EXERCISE DIRECTIONS ::
Find the string "Completed" in the listing below and return each line it appears in.

AVAILABLE DATA ::

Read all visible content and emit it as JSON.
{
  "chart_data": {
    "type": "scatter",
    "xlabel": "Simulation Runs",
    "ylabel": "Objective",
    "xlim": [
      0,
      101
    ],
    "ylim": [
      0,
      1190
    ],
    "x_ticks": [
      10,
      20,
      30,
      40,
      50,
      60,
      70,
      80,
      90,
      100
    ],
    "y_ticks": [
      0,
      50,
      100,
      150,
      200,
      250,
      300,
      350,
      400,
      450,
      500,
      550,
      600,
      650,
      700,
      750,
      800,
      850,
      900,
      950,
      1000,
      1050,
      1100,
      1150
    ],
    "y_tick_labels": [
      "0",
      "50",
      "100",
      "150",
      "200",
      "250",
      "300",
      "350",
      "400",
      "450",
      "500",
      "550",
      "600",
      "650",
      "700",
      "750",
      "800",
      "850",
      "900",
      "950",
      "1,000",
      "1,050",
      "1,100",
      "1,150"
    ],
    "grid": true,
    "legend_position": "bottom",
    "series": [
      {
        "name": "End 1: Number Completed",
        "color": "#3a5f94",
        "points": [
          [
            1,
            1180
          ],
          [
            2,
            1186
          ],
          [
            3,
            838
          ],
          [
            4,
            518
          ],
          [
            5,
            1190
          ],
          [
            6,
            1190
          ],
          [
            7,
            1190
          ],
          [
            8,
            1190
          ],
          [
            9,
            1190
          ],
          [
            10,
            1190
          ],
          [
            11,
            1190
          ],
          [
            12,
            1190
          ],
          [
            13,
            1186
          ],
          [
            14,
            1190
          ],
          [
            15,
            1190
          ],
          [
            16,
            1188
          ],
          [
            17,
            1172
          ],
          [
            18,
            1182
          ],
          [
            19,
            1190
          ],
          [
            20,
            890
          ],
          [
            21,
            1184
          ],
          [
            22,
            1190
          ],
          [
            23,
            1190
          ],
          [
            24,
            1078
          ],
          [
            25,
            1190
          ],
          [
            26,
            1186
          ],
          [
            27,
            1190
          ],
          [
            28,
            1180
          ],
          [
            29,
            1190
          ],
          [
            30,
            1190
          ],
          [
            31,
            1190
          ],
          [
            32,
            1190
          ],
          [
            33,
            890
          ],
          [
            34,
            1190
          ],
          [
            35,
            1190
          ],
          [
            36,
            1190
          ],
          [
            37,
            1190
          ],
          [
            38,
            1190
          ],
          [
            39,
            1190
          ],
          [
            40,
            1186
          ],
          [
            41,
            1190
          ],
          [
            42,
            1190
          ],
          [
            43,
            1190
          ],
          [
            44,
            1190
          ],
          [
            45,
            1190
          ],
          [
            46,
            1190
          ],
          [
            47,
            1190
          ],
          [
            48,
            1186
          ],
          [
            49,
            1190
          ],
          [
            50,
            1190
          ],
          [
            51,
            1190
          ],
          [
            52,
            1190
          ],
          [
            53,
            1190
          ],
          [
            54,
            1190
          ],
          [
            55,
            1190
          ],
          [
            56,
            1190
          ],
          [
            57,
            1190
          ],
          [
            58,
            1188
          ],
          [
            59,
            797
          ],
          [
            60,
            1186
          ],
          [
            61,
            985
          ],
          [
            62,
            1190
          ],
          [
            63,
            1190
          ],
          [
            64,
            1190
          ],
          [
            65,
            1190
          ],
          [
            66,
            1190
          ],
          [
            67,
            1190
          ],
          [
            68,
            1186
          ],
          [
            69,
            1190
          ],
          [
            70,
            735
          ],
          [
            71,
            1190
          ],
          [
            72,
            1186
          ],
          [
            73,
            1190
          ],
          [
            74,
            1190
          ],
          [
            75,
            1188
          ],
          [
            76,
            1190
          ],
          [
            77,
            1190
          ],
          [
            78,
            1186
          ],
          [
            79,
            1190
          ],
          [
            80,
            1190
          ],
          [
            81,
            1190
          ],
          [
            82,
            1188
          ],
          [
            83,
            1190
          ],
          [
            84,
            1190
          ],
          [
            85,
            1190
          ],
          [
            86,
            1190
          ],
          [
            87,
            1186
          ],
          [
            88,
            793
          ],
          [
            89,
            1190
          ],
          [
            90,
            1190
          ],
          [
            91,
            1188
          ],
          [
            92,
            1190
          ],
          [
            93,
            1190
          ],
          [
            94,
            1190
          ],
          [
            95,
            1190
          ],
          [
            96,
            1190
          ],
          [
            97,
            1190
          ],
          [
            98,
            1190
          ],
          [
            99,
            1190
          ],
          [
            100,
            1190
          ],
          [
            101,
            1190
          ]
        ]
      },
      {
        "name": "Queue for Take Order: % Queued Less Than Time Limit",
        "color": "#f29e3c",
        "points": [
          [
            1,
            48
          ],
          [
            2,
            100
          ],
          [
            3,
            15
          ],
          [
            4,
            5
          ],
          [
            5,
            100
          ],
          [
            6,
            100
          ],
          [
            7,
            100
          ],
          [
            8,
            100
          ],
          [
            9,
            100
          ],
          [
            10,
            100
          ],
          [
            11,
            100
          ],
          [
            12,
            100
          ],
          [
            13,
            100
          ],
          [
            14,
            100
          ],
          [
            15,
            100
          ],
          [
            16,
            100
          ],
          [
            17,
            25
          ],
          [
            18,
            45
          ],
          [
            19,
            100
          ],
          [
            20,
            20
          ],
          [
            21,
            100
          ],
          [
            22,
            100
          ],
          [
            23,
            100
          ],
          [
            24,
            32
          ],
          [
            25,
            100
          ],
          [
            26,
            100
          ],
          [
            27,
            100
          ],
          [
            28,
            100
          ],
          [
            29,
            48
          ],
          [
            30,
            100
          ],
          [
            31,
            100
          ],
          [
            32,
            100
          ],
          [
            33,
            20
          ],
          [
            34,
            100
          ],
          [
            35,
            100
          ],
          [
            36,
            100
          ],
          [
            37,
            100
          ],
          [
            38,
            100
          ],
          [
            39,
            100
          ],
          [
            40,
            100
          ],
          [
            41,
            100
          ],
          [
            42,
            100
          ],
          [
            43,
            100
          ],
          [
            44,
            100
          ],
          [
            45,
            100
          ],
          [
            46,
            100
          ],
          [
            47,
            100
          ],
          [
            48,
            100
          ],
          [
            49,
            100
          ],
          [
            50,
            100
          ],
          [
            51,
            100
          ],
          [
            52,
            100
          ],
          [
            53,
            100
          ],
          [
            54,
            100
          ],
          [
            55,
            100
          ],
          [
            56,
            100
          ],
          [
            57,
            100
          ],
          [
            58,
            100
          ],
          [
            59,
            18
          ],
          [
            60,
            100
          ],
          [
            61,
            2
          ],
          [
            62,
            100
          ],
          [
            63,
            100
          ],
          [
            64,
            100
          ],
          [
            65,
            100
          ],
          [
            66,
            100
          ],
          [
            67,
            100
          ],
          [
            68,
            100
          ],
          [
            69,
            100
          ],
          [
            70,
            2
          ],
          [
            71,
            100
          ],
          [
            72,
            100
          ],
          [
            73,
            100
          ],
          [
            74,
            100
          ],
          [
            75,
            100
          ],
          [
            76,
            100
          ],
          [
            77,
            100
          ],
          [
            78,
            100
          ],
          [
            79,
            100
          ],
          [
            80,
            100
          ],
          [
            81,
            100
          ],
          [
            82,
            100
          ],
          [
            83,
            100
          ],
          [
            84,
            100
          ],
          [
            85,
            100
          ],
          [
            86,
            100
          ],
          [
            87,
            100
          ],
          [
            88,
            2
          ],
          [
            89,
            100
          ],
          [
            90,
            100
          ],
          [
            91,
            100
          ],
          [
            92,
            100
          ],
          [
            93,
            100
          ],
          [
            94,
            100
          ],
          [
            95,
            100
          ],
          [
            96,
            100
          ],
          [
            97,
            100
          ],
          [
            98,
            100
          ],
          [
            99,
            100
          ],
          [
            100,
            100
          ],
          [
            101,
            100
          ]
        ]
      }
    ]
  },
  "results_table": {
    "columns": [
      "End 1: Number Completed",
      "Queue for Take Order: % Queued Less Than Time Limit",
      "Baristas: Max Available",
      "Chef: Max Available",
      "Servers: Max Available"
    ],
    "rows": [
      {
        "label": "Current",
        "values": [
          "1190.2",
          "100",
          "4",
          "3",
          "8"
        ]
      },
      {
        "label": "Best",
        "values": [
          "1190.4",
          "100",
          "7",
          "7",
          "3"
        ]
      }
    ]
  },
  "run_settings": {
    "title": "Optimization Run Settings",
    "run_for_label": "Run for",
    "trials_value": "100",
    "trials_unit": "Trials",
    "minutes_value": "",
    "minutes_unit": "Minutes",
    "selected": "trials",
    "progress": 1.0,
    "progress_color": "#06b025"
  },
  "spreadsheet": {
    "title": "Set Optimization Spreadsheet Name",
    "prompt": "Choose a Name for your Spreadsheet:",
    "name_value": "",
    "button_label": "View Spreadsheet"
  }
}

TASK SOLUTION ::
        "name": "End 1: Number Completed",
      "End 1: Number Completed",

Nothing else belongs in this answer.